• **THE PROBLEM**
Each line of the records is to be copied verbatim.

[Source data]
- Opening Delimiter -

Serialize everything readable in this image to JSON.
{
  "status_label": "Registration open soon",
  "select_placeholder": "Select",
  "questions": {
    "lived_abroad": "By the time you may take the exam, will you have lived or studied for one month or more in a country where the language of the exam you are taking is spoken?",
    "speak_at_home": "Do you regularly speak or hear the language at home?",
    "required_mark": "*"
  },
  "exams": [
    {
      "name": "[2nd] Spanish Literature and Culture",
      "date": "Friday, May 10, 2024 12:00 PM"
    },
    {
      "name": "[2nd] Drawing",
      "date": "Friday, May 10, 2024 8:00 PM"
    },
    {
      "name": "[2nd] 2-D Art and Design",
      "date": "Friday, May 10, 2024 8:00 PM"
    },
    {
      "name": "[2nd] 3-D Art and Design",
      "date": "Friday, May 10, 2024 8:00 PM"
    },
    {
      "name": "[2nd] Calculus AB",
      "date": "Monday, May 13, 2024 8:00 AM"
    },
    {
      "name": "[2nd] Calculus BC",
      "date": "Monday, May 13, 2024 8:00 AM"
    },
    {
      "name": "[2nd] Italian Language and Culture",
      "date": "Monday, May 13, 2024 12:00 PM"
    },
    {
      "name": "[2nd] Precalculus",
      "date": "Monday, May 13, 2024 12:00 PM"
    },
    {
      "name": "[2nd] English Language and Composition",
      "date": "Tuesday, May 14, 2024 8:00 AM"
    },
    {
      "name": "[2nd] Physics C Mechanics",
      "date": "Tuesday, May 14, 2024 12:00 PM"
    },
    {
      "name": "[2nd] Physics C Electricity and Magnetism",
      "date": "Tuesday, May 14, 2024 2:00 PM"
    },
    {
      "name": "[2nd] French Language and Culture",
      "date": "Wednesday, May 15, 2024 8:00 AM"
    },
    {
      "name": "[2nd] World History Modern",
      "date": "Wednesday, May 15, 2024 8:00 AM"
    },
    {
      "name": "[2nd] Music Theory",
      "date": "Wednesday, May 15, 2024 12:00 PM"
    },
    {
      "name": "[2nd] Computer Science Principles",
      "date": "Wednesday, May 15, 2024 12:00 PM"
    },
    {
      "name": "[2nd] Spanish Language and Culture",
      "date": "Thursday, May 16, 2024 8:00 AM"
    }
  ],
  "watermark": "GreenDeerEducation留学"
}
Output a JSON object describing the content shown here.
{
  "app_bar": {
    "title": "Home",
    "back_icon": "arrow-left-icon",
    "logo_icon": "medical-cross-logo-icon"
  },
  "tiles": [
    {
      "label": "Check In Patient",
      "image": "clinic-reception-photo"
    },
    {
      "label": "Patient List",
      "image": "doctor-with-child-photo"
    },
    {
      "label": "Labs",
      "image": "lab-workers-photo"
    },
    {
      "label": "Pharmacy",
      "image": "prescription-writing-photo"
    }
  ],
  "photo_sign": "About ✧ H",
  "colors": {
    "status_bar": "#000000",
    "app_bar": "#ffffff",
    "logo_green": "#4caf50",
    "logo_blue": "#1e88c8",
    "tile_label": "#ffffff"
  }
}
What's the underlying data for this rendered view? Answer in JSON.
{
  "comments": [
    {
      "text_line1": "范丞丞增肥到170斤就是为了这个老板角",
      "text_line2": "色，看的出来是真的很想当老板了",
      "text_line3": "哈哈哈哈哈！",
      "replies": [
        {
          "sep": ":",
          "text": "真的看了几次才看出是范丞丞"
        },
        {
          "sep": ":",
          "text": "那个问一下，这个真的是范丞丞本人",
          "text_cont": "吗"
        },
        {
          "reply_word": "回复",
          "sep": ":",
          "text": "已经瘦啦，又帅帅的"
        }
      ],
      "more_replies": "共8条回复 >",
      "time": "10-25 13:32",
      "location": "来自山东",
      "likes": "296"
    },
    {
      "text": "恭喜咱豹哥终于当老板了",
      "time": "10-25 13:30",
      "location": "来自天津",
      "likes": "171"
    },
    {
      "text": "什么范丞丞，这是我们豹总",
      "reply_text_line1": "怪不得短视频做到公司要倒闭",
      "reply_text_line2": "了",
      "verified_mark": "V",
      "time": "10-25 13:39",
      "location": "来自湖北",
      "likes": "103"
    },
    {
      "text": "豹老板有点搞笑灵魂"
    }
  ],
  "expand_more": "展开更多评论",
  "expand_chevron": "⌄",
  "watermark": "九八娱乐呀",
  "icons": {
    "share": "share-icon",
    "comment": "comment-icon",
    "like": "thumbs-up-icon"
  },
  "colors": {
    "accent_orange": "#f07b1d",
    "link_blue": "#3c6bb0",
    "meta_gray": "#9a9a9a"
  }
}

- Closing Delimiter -

• **SOLUTION TO THIS PROBLEM**
Serialize everything readable in this image to JSON.
{
  "status_label": "Registration open soon",
  "select_placeholder": "Select",
  "questions": {
    "lived_abroad": "By the time you may take the exam, will you have lived or studied for one month or more in a country where the language of the exam you are taking is spoken?",
    "speak_at_home": "Do you regularly speak or hear the language at home?",
    "required_mark": "*"
  },
  "exams": [
    {
      "name": "[2nd] Spanish Literature and Culture",
      "date": "Friday, May 10, 2024 12:00 PM"
    },
    {
      "name": "[2nd] Drawing",
      "date": "Friday, May 10, 2024 8:00 PM"
    },
    {
      "name": "[2nd] 2-D Art and Design",
      "date": "Friday, May 10, 2024 8:00 PM"
    },
    {
      "name": "[2nd] 3-D Art and Design",
      "date": "Friday, May 10, 2024 8:00 PM"
    },
    {
      "name": "[2nd] Calculus AB",
      "date": "Monday, May 13, 2024 8:00 AM"
    },
    {
      "name": "[2nd] Calculus BC",
      "date": "Monday, May 13, 2024 8:00 AM"
    },
    {
      "name": "[2nd] Italian Language and Culture",
      "date": "Monday, May 13, 2024 12:00 PM"
    },
    {
      "name": "[2nd] Precalculus",
      "date": "Monday, May 13, 2024 12:00 PM"
    },
    {
      "name": "[2nd] English Language and Composition",
      "date": "Tuesday, May 14, 2024 8:00 AM"
    },
    {
      "name": "[2nd] Physics C Mechanics",
      "date": "Tuesday, May 14, 2024 12:00 PM"
    },
    {
      "name": "[2nd] Physics C Electricity and Magnetism",
      "date": "Tuesday, May 14, 2024 2:00 PM"
    },
    {
      "name": "[2nd] French Language and Culture",
      "date": "Wednesday, May 15, 2024 8:00 AM"
    },
    {
      "name": "[2nd] World History Modern",
      "date": "Wednesday, May 15, 2024 8:00 AM"
    },
    {
      "name": "[2nd] Music Theory",
      "date": "Wednesday, May 15, 2024 12:00 PM"
    },
    {
      "name": "[2nd] Computer Science Principles",
      "date": "Wednesday, May 15, 2024 12:00 PM"
    },
    {
      "name": "[2nd] Spanish Language and Culture",
      "date": "Thursday, May 16, 2024 8:00 AM"
    }
  ],
  "watermark": "GreenDeerEducation留学"
}
Output a JSON object describing the content shown here.
{
  "app_bar": {
    "title": "Home",
    "back_icon": "arrow-left-icon",
    "logo_icon": "medical-cross-logo-icon"
  },
  "tiles": [
    {
      "label": "Check In Patient",
      "image": "clinic-reception-photo"
    },
    {
      "label": "Patient List",
      "image": "doctor-with-child-photo"
    },
    {
      "label": "Labs",
      "image": "lab-workers-photo"
    },
    {
      "label": "Pharmacy",
      "image": "prescription-writing-photo"
    }
  ],
  "photo_sign": "About ✧ H",
  "colors": {
    "status_bar": "#000000",
    "app_bar": "#ffffff",
    "logo_green": "#4caf50",
    "logo_blue": "#1e88c8",
    "tile_label": "#ffffff"
  }
}
What's the underlying data for this rendered view? Answer in JSON.
{
  "comments": [
    {
      "text_line1": "范丞丞增肥到170斤就是为了这个老板角",
      "text_line2": "色，看的出来是真的很想当老板了",
      "text_line3": "哈哈哈哈哈！",
      "replies": [
        {
          "sep": ":",
          "text": "真的看了几次才看出是范丞丞"
        },
        {
          "sep": ":",
          "text": "那个问一下，这个真的是范丞丞本人",
          "text_cont": "吗"
        },
        {
          "reply_word": "回复",
          "sep": ":",
          "text": "已经瘦啦，又帅帅的"
        }
      ],
      "more_replies": "共8条回复 >",
      "time": "10-25 13:32",
      "location": "来自山东",
      "likes": "296"
    },
    {
      "text": "恭喜咱豹哥终于当老板了",
      "time": "10-25 13:30",
      "location": "来自天津",
      "likes": "171"
    },
    {
      "text": "什么范丞丞，这是我们豹总",
      "reply_text_line1": "怪不得短视频做到公司要倒闭",
      "reply_text_line2": "了",
      "verified_mark": "V",
      "time": "10-25 13:39",
      "location": "来自湖北",
      "likes": "103"
    },
    {
      "text": "豹老板有点搞笑灵魂"
    }
  ],
  "expand_more": "展开更多评论",
  "expand_chevron": "⌄",
  "watermark": "九八娱乐呀",
  "icons": {
    "share": "share-icon",
    "comment": "comment-icon",
    "like": "thumbs-up-icon"
  },
  "colors": {
    "accent_orange": "#f07b1d",
    "link_blue": "#3c6bb0",
    "meta_gray": "#9a9a9a"
  }
}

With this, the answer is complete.